Only a number is expected: the count of lines in the listing where "true" occurs.
━━━ THE DATA ━━━
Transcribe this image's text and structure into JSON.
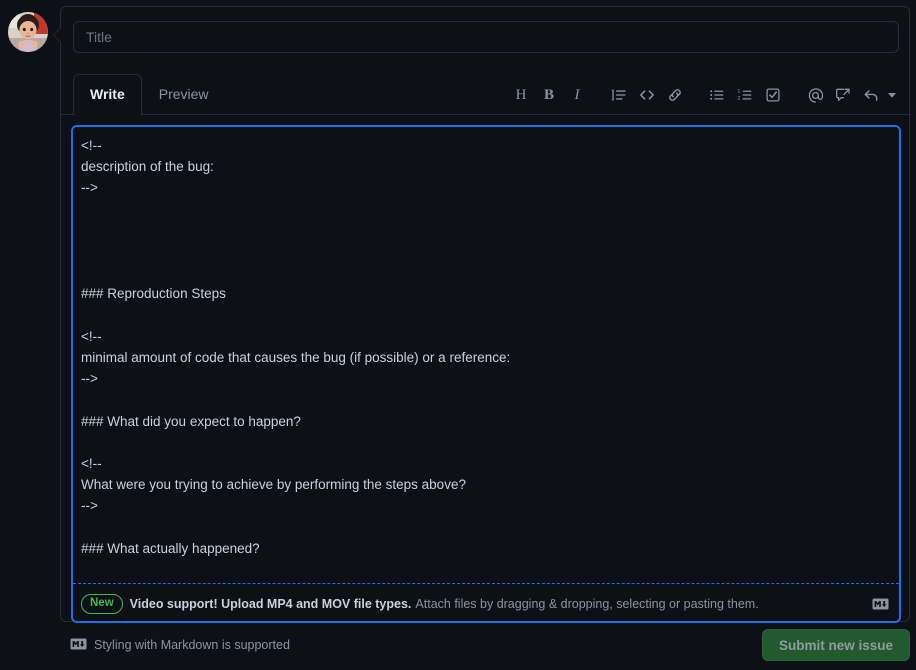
{
  "avatar": {
    "alt": "user-avatar"
  },
  "title_field": {
    "placeholder": "Title",
    "value": ""
  },
  "tabs": [
    {
      "label": "Write",
      "active": true
    },
    {
      "label": "Preview",
      "active": false
    }
  ],
  "toolbar": [
    {
      "name": "heading-icon",
      "glyph": "H"
    },
    {
      "name": "bold-icon",
      "glyph": "B"
    },
    {
      "name": "italic-icon",
      "glyph": "I"
    },
    {
      "name": "quote-icon",
      "glyph": ""
    },
    {
      "name": "code-icon",
      "glyph": ""
    },
    {
      "name": "link-icon",
      "glyph": ""
    },
    {
      "name": "unordered-list-icon",
      "glyph": ""
    },
    {
      "name": "ordered-list-icon",
      "glyph": ""
    },
    {
      "name": "task-list-icon",
      "glyph": ""
    },
    {
      "name": "mention-icon",
      "glyph": ""
    },
    {
      "name": "reference-icon",
      "glyph": ""
    },
    {
      "name": "saved-reply-icon",
      "glyph": ""
    }
  ],
  "editor": {
    "body": "<!--\ndescription of the bug:\n-->\n\n\n\n\n### Reproduction Steps\n\n<!--\nminimal amount of code that causes the bug (if possible) or a reference:\n-->\n\n### What did you expect to happen?\n\n<!--\nWhat were you trying to achieve by performing the steps above?\n-->\n\n### What actually happened?\n\n<!--"
  },
  "attach_note": {
    "badge": "New",
    "strong": "Video support! Upload MP4 and MOV file types.",
    "dim": "Attach files by dragging & dropping, selecting or pasting them."
  },
  "bottom": {
    "markdown_support": "Styling with Markdown is supported",
    "submit_label": "Submit new issue"
  },
  "colors": {
    "background": "#0d1117",
    "border": "#272b33",
    "focus_blue": "#1f6feb",
    "badge_green": "#3fb950",
    "submit_green": "#23592f",
    "text_primary": "#c9d1d9",
    "text_muted": "#8b949e"
  }
}
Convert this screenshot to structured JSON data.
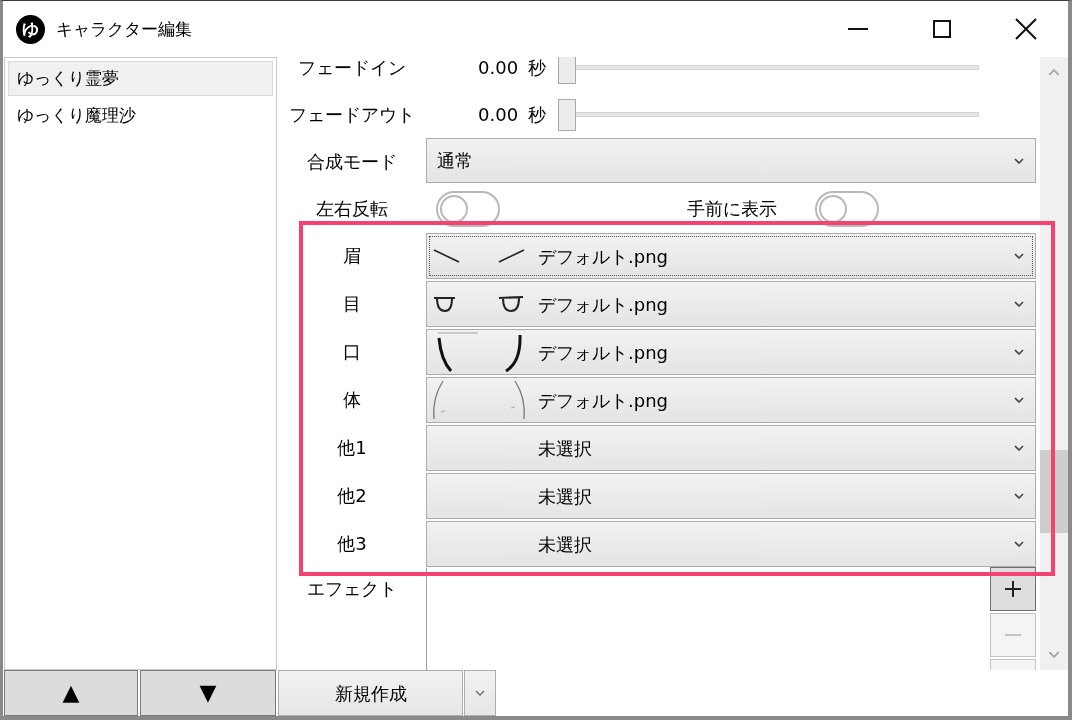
{
  "window": {
    "title": "キャラクター編集",
    "icon_text": "ゆ"
  },
  "characters": [
    {
      "name": "ゆっくり霊夢",
      "selected": true
    },
    {
      "name": "ゆっくり魔理沙",
      "selected": false
    }
  ],
  "fades": [
    {
      "label": "フェードイン",
      "value": "0.00",
      "unit": "秒",
      "level": 0
    },
    {
      "label": "フェードアウト",
      "value": "0.00",
      "unit": "秒",
      "level": 0
    }
  ],
  "blend_mode": {
    "label": "合成モード",
    "value": "通常"
  },
  "toggles": [
    {
      "label": "左右反転",
      "on": false
    },
    {
      "label": "手前に表示",
      "on": false
    }
  ],
  "parts": [
    {
      "label": "眉",
      "kind": "eyebrows",
      "value": "デフォルト.png",
      "focused": true
    },
    {
      "label": "目",
      "kind": "eyes",
      "value": "デフォルト.png",
      "focused": false
    },
    {
      "label": "口",
      "kind": "mouth",
      "value": "デフォルト.png",
      "focused": false
    },
    {
      "label": "体",
      "kind": "body",
      "value": "デフォルト.png",
      "focused": false
    },
    {
      "label": "他1",
      "kind": "empty",
      "value": "未選択",
      "focused": false
    },
    {
      "label": "他2",
      "kind": "empty",
      "value": "未選択",
      "focused": false
    },
    {
      "label": "他3",
      "kind": "empty",
      "value": "未選択",
      "focused": false
    }
  ],
  "effects": {
    "label": "エフェクト",
    "buttons": [
      {
        "kind": "add",
        "disabled": false
      },
      {
        "kind": "remove",
        "disabled": true
      }
    ]
  },
  "list_buttons": [
    "▲",
    "▼"
  ],
  "new_button": {
    "label": "新規作成"
  }
}
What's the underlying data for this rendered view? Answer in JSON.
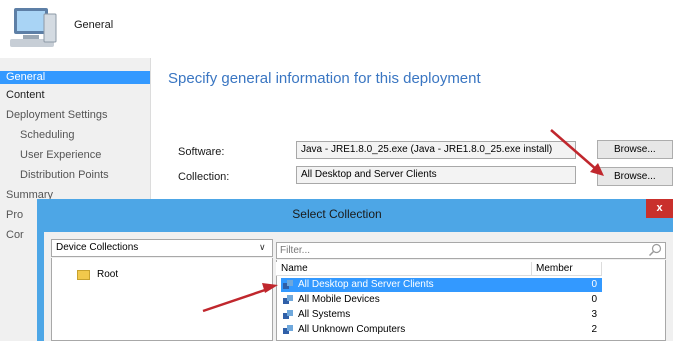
{
  "header": {
    "title": "General",
    "icon": "computer-icon"
  },
  "nav": {
    "items": [
      {
        "label": "General",
        "selected": true
      },
      {
        "label": "Content"
      },
      {
        "label": "Deployment Settings"
      },
      {
        "label": "Scheduling"
      },
      {
        "label": "User Experience"
      },
      {
        "label": "Distribution Points"
      },
      {
        "label": "Summary"
      },
      {
        "label": "Pro"
      },
      {
        "label": "Cor"
      }
    ]
  },
  "main": {
    "heading": "Specify general information for this deployment",
    "software": {
      "label": "Software:",
      "value": "Java - JRE1.8.0_25.exe (Java - JRE1.8.0_25.exe install)",
      "browse_label": "Browse..."
    },
    "collection": {
      "label": "Collection:",
      "value": "All Desktop and Server Clients",
      "browse_label": "Browse..."
    }
  },
  "dialog": {
    "title": "Select Collection",
    "close_label": "x",
    "collection_type": "Device Collections",
    "tree_root": "Root",
    "filter_placeholder": "Filter...",
    "columns": {
      "name": "Name",
      "member_count": "Member Count"
    },
    "rows": [
      {
        "name": "All Desktop and Server Clients",
        "count": "0",
        "selected": true
      },
      {
        "name": "All Mobile Devices",
        "count": "0"
      },
      {
        "name": "All Systems",
        "count": "3"
      },
      {
        "name": "All Unknown Computers",
        "count": "2"
      }
    ]
  },
  "colors": {
    "selection": "#3399ff",
    "heading": "#3a76c2",
    "dialog_frame": "#4da6e6",
    "close": "#c9302c",
    "arrow": "#c0272d"
  }
}
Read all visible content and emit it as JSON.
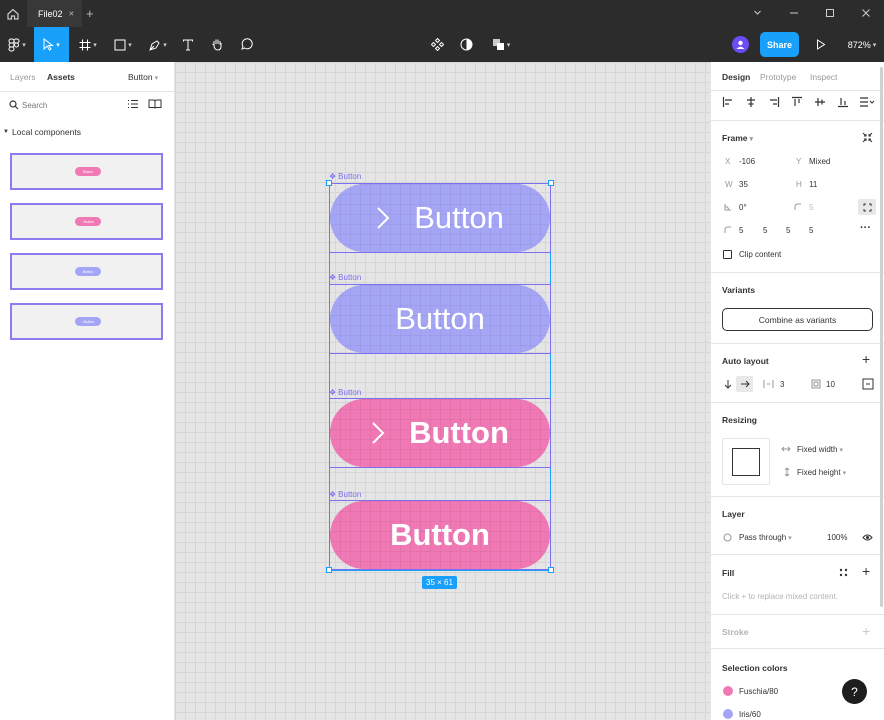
{
  "titlebar": {
    "tab_name": "File02",
    "tab_close": "✕",
    "add_tab": "+"
  },
  "toolbar": {
    "share_label": "Share",
    "zoom": "872%"
  },
  "left_panel": {
    "tabs": [
      "Layers",
      "Assets"
    ],
    "library_name": "Button",
    "search_placeholder": "Search",
    "section_title": "Local components",
    "thumbnails": [
      {
        "label": "Button",
        "color": "#f078b4"
      },
      {
        "label": "› Button",
        "color": "#f078b4"
      },
      {
        "label": "Button",
        "color": "#a5a5f5"
      },
      {
        "label": "› Button",
        "color": "#a5a5f5"
      }
    ]
  },
  "canvas": {
    "components": [
      {
        "label": "Button",
        "text": "Button",
        "has_chevron": true,
        "style": "iris"
      },
      {
        "label": "Button",
        "text": "Button",
        "has_chevron": false,
        "style": "iris"
      },
      {
        "label": "Button",
        "text": "Button",
        "has_chevron": true,
        "style": "fuschia"
      },
      {
        "label": "Button",
        "text": "Button",
        "has_chevron": false,
        "style": "fuschia"
      }
    ],
    "size_badge": "35 × 61",
    "colors": {
      "iris": "#a5a5f5",
      "fuschia": "#f078b4",
      "selection": "#18a0fb"
    }
  },
  "right_panel": {
    "tabs": [
      "Design",
      "Prototype",
      "Inspect"
    ],
    "frame": {
      "title": "Frame",
      "x_label": "X",
      "x_value": "-106",
      "y_label": "Y",
      "y_value": "Mixed",
      "w_label": "W",
      "w_value": "35",
      "h_label": "H",
      "h_value": "11",
      "rotation": "0°",
      "radius": "5",
      "radius_tl": "5",
      "radius_tr": "5",
      "radius_br": "5",
      "radius_bl": "5",
      "clip_content": "Clip content"
    },
    "variants": {
      "title": "Variants",
      "combine_label": "Combine as variants"
    },
    "auto_layout": {
      "title": "Auto layout",
      "spacing": "3",
      "padding": "10"
    },
    "resizing": {
      "title": "Resizing",
      "width_mode": "Fixed width",
      "height_mode": "Fixed height"
    },
    "layer": {
      "title": "Layer",
      "blend": "Pass through",
      "opacity": "100%"
    },
    "fill": {
      "title": "Fill",
      "hint": "Click + to replace mixed content."
    },
    "stroke": {
      "title": "Stroke"
    },
    "selection_colors": {
      "title": "Selection colors",
      "items": [
        {
          "name": "Fuschia/80",
          "color": "#f078b4"
        },
        {
          "name": "Iris/60",
          "color": "#a5a5f5"
        }
      ]
    },
    "help": "?"
  }
}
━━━
_TASK OUTPUT:_
8